What Is Cloud Computing|History of Cloud Computing|How It Works!

What Is Cloud Computing History of Cloud Computing How It Works Social CRM in the cloud!

What is the cloud?

Moving to the cloud. Running in the cloud. Stored in the cloud. Accessed from the cloud: these days it seems like everything is happening “in the cloud”. But what exactly is this nebulous concept?

The short answer is that it’s somewhere at the other end of your internet connection – a place where you can access apps and services, and where your data can be stored securely. The cloud is a big deal for three reasons:

  • It doesn’t need any effort on your part to maintain or manage it.
  • It’s effectively infinite in size, so you don’t need to worry about it running out of capacity.
  • You can access cloud-based applications and services from anywhere – all you need is a device with an internet connection.

This is important because there’s a shift going on from office-based work to working on the move. This shift is reflected in computer hardware sales: In 2015 about 270 million desktop and laptop computers will be sold, compared to 325 million tablets and almost 2 billion smartphones.

The History of Cloud Computing:

The Internet has its roots in the 1960s, but it wasn’t until the early 1990s that it had any relevance for businesses. The World Wide Web was born in 1991, and in 1993 a web browser called Mosaic was released that allowed users to view web pages that included graphics as well as text. This heralded the first company websites – and not surprisingly, most of these belonged to companies involved in computing and technology.

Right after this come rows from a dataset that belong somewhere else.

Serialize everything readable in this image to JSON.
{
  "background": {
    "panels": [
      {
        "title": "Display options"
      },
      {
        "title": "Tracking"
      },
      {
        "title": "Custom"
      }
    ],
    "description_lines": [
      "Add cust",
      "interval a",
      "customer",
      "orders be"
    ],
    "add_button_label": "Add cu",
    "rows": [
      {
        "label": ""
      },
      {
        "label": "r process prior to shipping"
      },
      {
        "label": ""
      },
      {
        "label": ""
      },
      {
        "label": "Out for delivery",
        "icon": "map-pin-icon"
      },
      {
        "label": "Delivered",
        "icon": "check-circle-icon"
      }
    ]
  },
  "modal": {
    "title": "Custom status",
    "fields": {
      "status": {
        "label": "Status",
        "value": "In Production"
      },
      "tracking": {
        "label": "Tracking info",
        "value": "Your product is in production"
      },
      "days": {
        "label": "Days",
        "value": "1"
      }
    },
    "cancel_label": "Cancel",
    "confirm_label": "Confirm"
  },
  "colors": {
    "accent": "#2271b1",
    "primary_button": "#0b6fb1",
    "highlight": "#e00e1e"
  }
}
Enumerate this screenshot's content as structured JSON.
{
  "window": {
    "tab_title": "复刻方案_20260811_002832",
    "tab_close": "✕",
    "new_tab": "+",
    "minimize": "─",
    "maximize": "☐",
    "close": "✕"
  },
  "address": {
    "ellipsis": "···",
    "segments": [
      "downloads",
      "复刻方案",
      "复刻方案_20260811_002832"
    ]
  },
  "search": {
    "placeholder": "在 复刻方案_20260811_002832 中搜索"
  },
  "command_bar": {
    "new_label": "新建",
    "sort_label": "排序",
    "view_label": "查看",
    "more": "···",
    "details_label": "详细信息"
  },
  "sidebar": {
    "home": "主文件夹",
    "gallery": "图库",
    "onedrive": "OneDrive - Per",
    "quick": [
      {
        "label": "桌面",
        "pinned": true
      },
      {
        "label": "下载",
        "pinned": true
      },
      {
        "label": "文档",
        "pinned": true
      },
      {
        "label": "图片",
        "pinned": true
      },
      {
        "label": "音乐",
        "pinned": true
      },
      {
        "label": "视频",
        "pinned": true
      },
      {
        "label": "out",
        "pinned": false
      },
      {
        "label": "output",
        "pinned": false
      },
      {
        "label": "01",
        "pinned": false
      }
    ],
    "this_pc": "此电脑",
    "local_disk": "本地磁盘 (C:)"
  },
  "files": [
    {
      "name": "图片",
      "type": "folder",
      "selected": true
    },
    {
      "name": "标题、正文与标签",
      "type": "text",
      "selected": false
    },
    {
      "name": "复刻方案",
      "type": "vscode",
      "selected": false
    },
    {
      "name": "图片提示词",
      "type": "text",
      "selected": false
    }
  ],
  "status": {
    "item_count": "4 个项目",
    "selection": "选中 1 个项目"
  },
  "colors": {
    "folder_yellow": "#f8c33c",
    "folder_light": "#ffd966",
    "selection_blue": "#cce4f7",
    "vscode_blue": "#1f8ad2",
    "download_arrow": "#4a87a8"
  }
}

As internet connections got faster and more reliable, a new type of company called an Application Service Provider or ASP started to appear. ASPs took existing business applications on computing software and ran them for their customers to access on the internet for a monthly fee.

But it wasn’t until right at the end of the 1990s that cloud computing as we know it today appeared. That’s when Salesforce introduced its own multi-tenant application which was specifically designed to do three things:

  • Run “in the cloud”
  • Be accessible over the internet from a web browser
  • Be used by large numbers of customers simultaneously at low cost

How cloud computing works:

With a cloud app, you just open a browser, log in, and start working.

That means a field sales representative using cloud-based CRM can get all the information they need from their mobile device. Contact notes can be updated in real time so they are always fresh and complete and available to others – no more waiting to get back to the office to type it in. And sales managers know exactly which deals will close and when, from their desktop machines in their offices, or their tablets or phones when they are out and about.

Social CRM in the cloud:

If you’re a social media user in general, you’ve probably come to expect relevant information pushed to you in real time. Business applications like Sales Cloud are heading in that direction as well.

If you need help solving a problem, have the accomplishment to shout about, or want to collaborate, a social CRM like Chatter is at hand. Ask a question on Salesforce’s Chatter enterprise social network and others in the company can jump in with the information you’re after.

Who uses the cloud?

The cloud has become so integral to our everyday lives that most people use it without even realizing. In fact, for many people, life without the cloud would be radically different. There would be no Facebook, no Twitter, no Gmail, and no Spotify.

The cloud has transformed the business landscape, too. Today millions of organizations around the world rely on cloud services for everything from document creation and backup to social CRM and accounts. And just to start.

Here’s what that looks like:

  • Companies with over 25,000 employees use an average of 545 cloud apps or services.
  • As of March 2016, there were on average 1.09 billion daily active users on Facebook worldwide.
  • Over half of all Internet users rely on cloud-based email services like Gmail and Yahoo! Mail to send and receive their messages.
Stay tuned to salesforceupdates.com for more updates 🙂 
Thank you so much for reading my post and I’ll come again with an interesting topic about Salesforce So Please Share, Comment, Like, Subscribe to our blog.

Leave a Reply